As of 2015, the monthly premium for Medicare Part B is $104.90. However, Medicare does not cover everything, which makes it smart to build extra money into a monthly budget to cover medical expenses. A total of $300 is pretty reasonable, though it is basically impossible to overprepare where medical events are concerned, particularly during retirement age when health problems are, unfortunately, more common.Total Costs
Adding the totals from above, and then adding another $300 per month for incidentals and sundries, as everyone needs toilet paper, yields a monthly income of $2,300 to sustain a comfortable, yet basic, retirement lifestyle in Alaska. Every retiree is unique, however, and this number could be lower or much higher based on an individual or couple's location, health and mode of living. For example, a person who enjoys fine dining and ski trips every weekend will need much more than $2,300 per month to live such a lifestyle in Alaska.How to Save
Most people fund their retirement years with a combination of Social Security and returns from private retirement accounts. As of 2015, the average monthly Social Security benefit is around $1,200 per month. For a couple, this amounts to $2,400 per month and is conceivably enough on which to retire in Alaska. A single person, by contrast, likely needs to supplement his Social Security income, either with an additional retirement fund or by taking a part-time job.
Though somewhat controversial, annuities provide retirees with a way to receive a guaranteed check each month for a fixed amount. Individuals may contribute principal to an annuity during their working years, and this money accumulates interest that is tax-deferred until they begin taking distributions.
Upon retirement, a person's annuity balance, principal and interest is amortized over the expected remainder of his life in a series of fixed, regular payments. For example, a person with a $1 million annuity balance who retires at 60 and has a life expectancy of 80 receives $50,000 per year, or $1 million divided by 20. This comes out to a little over $4,000 per month. The best part of this is, even if the person lives past 80, the checks keep coming for life. In this sense, annuities protect people who live too long the same way that life insurance protects the families of people who die too soon.
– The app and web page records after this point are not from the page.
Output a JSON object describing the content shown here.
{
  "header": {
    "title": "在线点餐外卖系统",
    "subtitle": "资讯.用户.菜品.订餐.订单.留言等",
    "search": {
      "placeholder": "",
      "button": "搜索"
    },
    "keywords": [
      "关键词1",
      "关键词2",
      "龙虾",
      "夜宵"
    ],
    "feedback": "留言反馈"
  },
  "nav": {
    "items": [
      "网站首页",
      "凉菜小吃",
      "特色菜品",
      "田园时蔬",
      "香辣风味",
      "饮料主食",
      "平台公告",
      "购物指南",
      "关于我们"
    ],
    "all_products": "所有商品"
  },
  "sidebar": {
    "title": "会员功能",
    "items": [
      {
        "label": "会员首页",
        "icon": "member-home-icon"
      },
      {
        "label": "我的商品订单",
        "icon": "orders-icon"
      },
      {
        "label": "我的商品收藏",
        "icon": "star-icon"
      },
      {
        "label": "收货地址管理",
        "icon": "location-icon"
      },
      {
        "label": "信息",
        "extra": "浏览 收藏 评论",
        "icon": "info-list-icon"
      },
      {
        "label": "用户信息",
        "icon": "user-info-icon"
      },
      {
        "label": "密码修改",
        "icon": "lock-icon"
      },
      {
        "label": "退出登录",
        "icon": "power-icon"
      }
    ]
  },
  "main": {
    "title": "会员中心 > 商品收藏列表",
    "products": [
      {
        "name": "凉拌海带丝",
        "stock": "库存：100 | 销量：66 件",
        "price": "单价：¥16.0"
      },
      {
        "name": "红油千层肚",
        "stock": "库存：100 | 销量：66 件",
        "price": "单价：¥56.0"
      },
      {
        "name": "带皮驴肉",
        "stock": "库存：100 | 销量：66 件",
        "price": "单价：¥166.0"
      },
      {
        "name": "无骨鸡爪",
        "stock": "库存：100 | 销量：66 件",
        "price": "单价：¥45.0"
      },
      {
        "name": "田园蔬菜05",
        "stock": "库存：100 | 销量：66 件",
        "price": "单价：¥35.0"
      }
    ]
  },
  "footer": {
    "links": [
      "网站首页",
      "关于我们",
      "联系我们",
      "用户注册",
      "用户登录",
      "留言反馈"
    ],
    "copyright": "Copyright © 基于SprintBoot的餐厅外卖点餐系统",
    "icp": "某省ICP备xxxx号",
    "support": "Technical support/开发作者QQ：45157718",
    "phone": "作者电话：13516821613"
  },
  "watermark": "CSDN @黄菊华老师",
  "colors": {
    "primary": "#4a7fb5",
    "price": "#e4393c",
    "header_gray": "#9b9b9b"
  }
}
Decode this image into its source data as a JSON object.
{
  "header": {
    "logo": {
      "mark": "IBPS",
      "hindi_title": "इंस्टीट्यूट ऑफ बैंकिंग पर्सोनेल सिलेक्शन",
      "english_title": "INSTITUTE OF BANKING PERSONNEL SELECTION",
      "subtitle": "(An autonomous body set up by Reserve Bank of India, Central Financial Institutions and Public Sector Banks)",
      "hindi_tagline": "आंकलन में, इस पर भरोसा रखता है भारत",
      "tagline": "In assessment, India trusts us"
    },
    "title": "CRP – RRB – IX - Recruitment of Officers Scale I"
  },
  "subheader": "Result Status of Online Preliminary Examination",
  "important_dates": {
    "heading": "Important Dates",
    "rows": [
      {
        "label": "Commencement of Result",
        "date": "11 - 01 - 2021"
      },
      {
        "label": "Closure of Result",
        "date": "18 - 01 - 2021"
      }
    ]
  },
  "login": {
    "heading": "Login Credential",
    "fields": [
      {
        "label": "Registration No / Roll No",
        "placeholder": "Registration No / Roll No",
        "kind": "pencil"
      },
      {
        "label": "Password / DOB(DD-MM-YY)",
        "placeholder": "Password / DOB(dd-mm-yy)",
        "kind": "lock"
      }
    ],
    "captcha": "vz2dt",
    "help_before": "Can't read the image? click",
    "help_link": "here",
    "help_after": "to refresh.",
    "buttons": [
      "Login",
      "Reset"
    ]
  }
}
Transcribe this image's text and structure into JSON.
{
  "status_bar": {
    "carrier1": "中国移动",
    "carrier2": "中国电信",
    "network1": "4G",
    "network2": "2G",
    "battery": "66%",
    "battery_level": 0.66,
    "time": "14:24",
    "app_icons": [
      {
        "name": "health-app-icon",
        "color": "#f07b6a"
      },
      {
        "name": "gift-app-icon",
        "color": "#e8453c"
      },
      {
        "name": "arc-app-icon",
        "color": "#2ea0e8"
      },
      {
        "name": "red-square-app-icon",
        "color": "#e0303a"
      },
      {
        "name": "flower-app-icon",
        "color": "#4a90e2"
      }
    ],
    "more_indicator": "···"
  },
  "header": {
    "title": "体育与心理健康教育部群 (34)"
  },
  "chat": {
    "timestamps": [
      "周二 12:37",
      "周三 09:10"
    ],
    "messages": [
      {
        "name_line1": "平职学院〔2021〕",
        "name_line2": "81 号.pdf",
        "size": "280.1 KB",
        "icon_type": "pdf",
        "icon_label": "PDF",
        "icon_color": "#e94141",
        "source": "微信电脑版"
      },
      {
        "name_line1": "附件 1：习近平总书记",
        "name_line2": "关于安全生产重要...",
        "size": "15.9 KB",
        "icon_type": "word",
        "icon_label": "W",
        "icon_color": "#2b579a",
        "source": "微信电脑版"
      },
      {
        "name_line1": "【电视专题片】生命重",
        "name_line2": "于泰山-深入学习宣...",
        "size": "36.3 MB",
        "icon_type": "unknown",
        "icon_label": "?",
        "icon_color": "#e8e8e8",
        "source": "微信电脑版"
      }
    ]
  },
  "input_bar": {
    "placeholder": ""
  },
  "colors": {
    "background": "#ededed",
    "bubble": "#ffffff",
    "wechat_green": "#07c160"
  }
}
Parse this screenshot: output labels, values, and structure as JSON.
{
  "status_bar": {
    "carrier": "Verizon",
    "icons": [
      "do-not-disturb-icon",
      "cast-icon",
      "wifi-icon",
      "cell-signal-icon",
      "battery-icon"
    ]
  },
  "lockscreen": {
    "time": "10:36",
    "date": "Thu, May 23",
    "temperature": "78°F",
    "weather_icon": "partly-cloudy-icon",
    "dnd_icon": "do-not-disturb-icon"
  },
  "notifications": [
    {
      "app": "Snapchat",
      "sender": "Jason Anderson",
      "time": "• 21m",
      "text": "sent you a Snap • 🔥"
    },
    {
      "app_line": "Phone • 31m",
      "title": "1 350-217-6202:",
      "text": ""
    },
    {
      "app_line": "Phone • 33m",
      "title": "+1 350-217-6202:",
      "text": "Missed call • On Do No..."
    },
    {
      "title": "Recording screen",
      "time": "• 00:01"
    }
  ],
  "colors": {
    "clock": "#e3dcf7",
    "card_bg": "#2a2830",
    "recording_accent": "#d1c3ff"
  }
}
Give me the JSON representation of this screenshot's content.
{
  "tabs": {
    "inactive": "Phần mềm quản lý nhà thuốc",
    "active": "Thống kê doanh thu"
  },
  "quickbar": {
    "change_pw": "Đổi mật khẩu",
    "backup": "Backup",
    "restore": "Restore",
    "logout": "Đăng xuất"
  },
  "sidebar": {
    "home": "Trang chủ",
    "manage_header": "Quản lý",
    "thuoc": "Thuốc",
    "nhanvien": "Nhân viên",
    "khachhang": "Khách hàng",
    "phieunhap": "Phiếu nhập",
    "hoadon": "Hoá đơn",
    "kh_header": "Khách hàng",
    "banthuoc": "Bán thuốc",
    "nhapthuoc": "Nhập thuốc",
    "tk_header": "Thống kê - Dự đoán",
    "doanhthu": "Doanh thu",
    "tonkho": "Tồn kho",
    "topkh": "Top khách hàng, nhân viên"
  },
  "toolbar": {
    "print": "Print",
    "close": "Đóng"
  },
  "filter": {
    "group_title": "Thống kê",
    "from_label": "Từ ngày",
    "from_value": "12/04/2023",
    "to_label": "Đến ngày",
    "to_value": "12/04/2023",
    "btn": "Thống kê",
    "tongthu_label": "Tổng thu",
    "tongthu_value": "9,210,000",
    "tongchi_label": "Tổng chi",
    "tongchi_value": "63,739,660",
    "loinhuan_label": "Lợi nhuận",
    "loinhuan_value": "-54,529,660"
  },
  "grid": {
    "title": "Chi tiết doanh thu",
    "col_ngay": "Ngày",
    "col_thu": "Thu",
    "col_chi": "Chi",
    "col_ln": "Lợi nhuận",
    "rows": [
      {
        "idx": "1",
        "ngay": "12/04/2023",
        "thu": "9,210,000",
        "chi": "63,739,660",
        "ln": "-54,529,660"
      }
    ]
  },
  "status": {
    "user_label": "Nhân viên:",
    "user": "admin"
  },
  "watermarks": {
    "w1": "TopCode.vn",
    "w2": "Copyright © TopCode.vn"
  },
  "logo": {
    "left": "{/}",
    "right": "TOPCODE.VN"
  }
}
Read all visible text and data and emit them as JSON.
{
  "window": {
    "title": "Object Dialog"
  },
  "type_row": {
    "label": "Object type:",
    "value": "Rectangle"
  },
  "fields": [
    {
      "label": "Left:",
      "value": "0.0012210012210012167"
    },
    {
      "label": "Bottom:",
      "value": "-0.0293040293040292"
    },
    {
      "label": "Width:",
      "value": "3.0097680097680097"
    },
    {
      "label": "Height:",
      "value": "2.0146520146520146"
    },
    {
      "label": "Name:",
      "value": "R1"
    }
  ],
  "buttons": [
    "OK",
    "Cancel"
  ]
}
Annuities have some downfalls that are worth researching before making a decision. Their tax treatment is unfavorable compared to other long-term investment accounts, as they are taxed at ordinary income rates rather than long-term capital gains rates. Life insurance companies that sell annuities make huge commissions for doing so; these commissions eat into the investor's potential gains.